The figure 7 shows a chaotic trajectory of the two-well potential oscillator :

EQ 5: X'' + 0.4 X'-X + X3 = 0.4sint in the (X, X' ) phase plane.

Successive Poincare sections of this attractor, and of a chaotic attractor of the equation 6: X'' + 0.5 X' + sin X = 1.1sin 0.5t are shown progressing top to bottom in the figure 8; in each case the sections are for equally spaced angles through one half of a forcing cycle.

Beause of a symmetry in the 2 last equations under the transformation :

X ---> - X X' ---> - X' t ----> t + pi / omega

the section at the bottom of each column that is exactly one half-cycle advanced from top section is also identical to the top section rotated 180 degrees about the origin in yhe ( X, X' = Y ) phase plane . The second half of the forcing cycle is therefore described by rotating each picture in a column by 180 degrees. Note that with the periodic potential of the last equation the phase space is periodic in x as well as in t. In the left column of the figure 8 the infinitely many identical intervals 2*pi*n < x < 2*pi*(n+1) are all plotted as one interval 0 < x < 2*pi; trajectories above the x axis may move off the picture to the right and re-enter at the left edge and conversly.

FIG 8: Poincarre sections of two forced oscillators, progressing top to bottom with time through one half-cycle. Left column, the preiodic potential, eq. 6, right column, the two-well potential (buckeled beam), eq. 5

Chaotic attractors of thes types were first reported by Huberman (1980) for the infinite well , and by Moon and Holmes (1979) in the two well case. We have chosen parameters for figure 8 involving larger dissipation in both cases, thus gaining more compression of the fractal layers and a simpler picture. This helps reveal the similarity of the two well and infinite well attractors.

The folding action of the two-well attractor is carefully analysed in Holmes and Whitley (1983). Continuous animation of the infinite well attractor can be seen in the movie of Crutchfield (1984). A detailed control-space diagram of the infinite-well pendulum oscillator was obtained by MacDonald and Plischke in the amplitude-frequency control plane, with a fixed value of damping somewhat lower than we have chosen.
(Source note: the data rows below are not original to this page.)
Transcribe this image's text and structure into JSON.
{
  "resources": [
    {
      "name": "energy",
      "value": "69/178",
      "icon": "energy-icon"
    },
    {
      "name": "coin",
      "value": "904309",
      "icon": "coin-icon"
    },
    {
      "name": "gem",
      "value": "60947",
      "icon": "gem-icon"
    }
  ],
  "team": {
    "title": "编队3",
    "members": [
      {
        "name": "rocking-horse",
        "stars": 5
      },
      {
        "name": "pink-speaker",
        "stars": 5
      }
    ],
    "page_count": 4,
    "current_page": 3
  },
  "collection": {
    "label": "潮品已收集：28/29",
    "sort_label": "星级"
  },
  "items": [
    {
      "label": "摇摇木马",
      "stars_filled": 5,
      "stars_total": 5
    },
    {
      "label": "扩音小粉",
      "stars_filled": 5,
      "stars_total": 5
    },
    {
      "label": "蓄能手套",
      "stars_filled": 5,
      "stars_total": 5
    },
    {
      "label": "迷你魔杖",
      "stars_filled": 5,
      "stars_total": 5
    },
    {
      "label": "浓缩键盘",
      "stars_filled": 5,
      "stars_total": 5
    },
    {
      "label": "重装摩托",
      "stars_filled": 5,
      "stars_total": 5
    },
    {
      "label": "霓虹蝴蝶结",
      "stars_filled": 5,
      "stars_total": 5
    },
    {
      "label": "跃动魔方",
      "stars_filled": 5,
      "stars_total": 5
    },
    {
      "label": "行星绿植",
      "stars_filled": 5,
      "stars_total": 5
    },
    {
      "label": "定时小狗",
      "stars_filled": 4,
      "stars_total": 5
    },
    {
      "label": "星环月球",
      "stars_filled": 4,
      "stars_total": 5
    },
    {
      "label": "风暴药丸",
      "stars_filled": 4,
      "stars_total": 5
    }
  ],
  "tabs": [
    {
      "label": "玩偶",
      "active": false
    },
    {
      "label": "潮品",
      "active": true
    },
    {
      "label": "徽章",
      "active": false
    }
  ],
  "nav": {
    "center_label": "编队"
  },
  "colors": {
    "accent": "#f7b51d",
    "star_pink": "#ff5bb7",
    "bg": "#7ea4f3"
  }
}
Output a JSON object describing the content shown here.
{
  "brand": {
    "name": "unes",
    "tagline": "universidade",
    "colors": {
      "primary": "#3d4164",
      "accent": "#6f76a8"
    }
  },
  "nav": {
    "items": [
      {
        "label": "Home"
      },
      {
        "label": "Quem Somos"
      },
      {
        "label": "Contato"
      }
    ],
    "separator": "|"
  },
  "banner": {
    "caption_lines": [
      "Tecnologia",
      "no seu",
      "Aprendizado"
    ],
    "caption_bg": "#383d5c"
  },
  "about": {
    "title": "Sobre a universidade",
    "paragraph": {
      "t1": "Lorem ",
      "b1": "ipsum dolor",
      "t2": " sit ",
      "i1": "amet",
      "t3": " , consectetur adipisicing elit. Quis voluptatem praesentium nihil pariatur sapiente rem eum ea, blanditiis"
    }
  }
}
Their control-space diagram is highly complex, perhaps due in part to the smaller dissipation chosen by them.

As holmes has observed, the attractor of the infinite-well potential shown in the left column of figure 8 also has some claim to being called a Birkhoff attractor.